Continuing with the differences, we find that the fan is also different; while the CV750 model has a 120mm fan, the CX750M has a 140mm fan, which means that the latter will have better cooling and will be quieter, even though neither of them have hybrid fan technology (Zero RPM) that allows it to turn off when the source is not being subjected to a lot of load to reduce the noise emitted.
In view of this, however, we find an advantage in favor of the CV750 that has been losing in everything so far, and that is that it is relatively smaller and therefore will be more compatible with boxes that have little space. This font is just 125mm long by 160mm on the CX7650M, making it practically a font SFX-L in terms of size and it will be much easier to install in small boxes.
Apart from everything we have already mentioned, we do not find major differences between one source and another, obviously leaving aside the price because there is a difference of 25 euros between one and the other, which leads us to the next section of this article that you can read below.
Is it worth paying more for the semi modular model?
As we have seen in the technical comparison, the Corsair CX750M is a far superior model to the CV750 despite the fact that both have the same power and even the same efficiency certification.

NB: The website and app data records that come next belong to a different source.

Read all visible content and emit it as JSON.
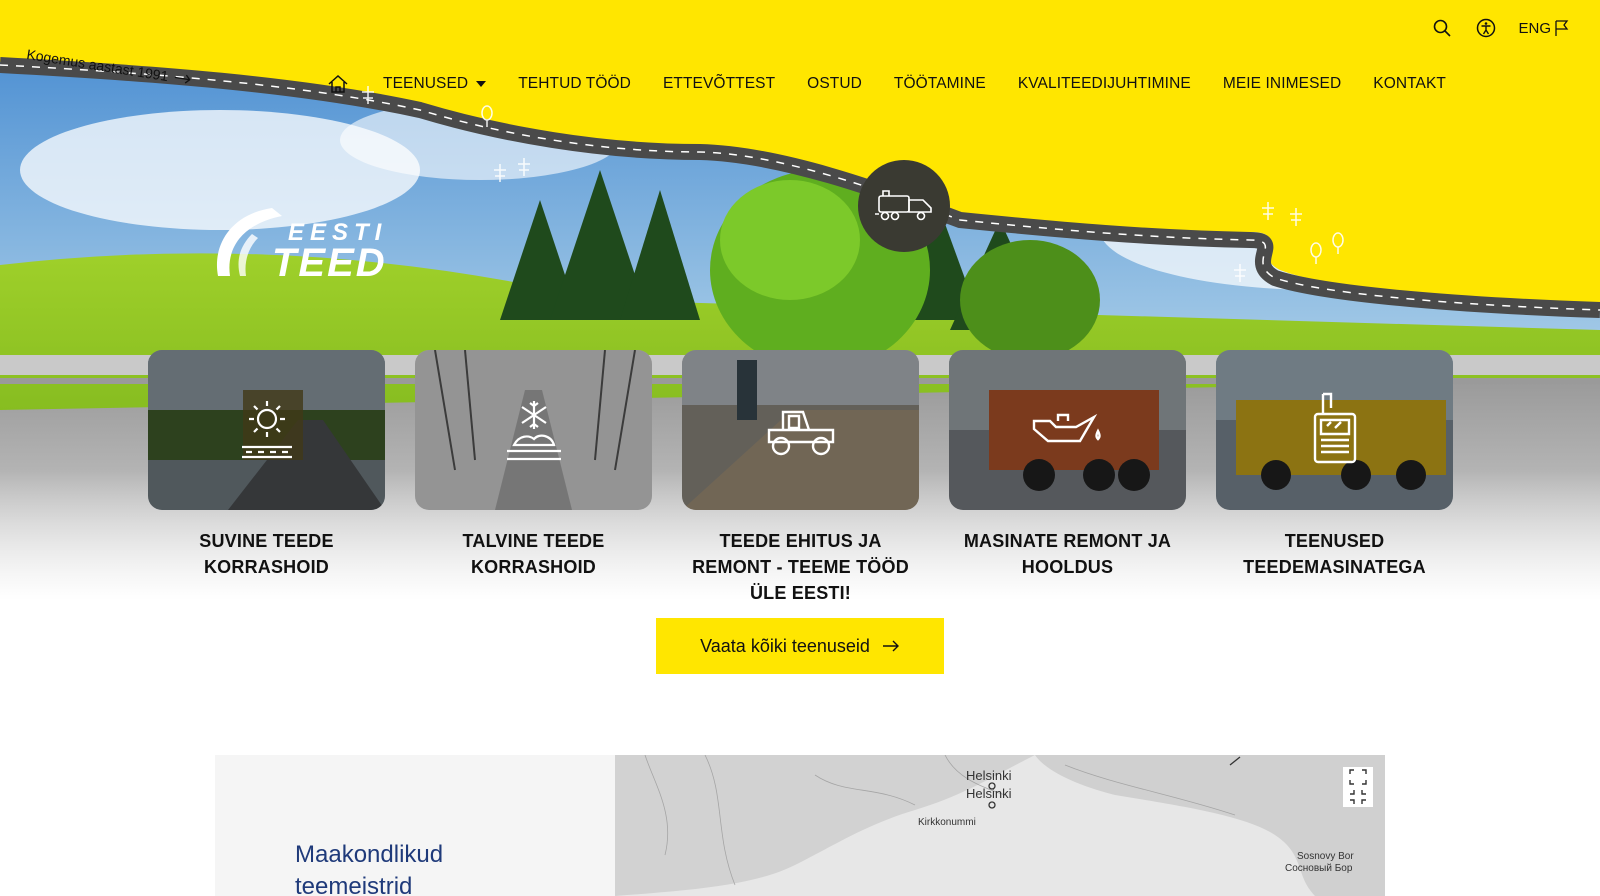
{
  "header": {
    "tagline": "Kogemus aastast 1991",
    "lang_label": "ENG",
    "nav": [
      {
        "label": "TEENUSED",
        "has_dropdown": true
      },
      {
        "label": "TEHTUD TÖÖD"
      },
      {
        "label": "ETTEVÕTTEST"
      },
      {
        "label": "OSTUD"
      },
      {
        "label": "TÖÖTAMINE"
      },
      {
        "label": "KVALITEEDIJUHTIMINE"
      },
      {
        "label": "MEIE INIMESED"
      },
      {
        "label": "KONTAKT"
      }
    ]
  },
  "logo": {
    "line1": "EESTI",
    "line2": "TEED"
  },
  "services": [
    {
      "title": "SUVINE TEEDE KORRASHOID",
      "icon": "sun-road-icon"
    },
    {
      "title": "TALVINE TEEDE KORRASHOID",
      "icon": "snow-road-icon"
    },
    {
      "title": "TEEDE EHITUS JA REMONT - TEEME TÖÖD ÜLE EESTI!",
      "icon": "tractor-icon"
    },
    {
      "title": "MASINATE REMONT JA HOOLDUS",
      "icon": "oil-can-icon"
    },
    {
      "title": "TEENUSED TEEDEMASINATEGA",
      "icon": "truck-front-icon"
    }
  ],
  "cta": {
    "label": "Vaata kõiki teenuseid"
  },
  "map_section": {
    "title": "Maakondlikud teemeistrid",
    "labels": {
      "helsinki_1": "Helsinki",
      "helsinki_2": "Helsinki",
      "kirkkonummi": "Kirkkonummi",
      "sosnovy_latin": "Sosnovy Bor",
      "sosnovy_cyr": "Сосновый Бор"
    }
  },
  "colors": {
    "accent": "#ffe600",
    "dark": "#3a3a32",
    "title_blue": "#1f3a7a"
  }
}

Semi-modular cabling is certainly an advantage over fixed cabling (although it is true that the most desirable would have been cabling 100% modular), but the fact that almost all cables are flat is a plus that we can’t overlook either.
In addition to that, the CX750M is a source that supports a more modern ATX standard, has a greater number of connectors and also supports multi-GPU configurations, which the CV750 cannot boast of. As if this were not enough, the CX750M is backed by a 5-year manufacturer’s warranty compared to 3 years for the other model, which will also provide additional peace of mind to the user.
In short, the CX750M is “much more source” and really, with a price difference of about 25 euros, it is worth and much worth opting for this model because it is remarkably superior, and will give the user greater comfort, versatility, compatibility and even peace of mind if we take into account the two additional years of warranty that it carries.
So our verdict is that yes, the price difference is worth paying, but not just for the semi-modular cabling but for that in combination with all the other benefits that this power supply offers. In addition, already put in sources that are around 100 euros, 25 euros is not that they make a huge economic difference and more if you are looking for the quality guarantee that a manufacturer like Corsair gives.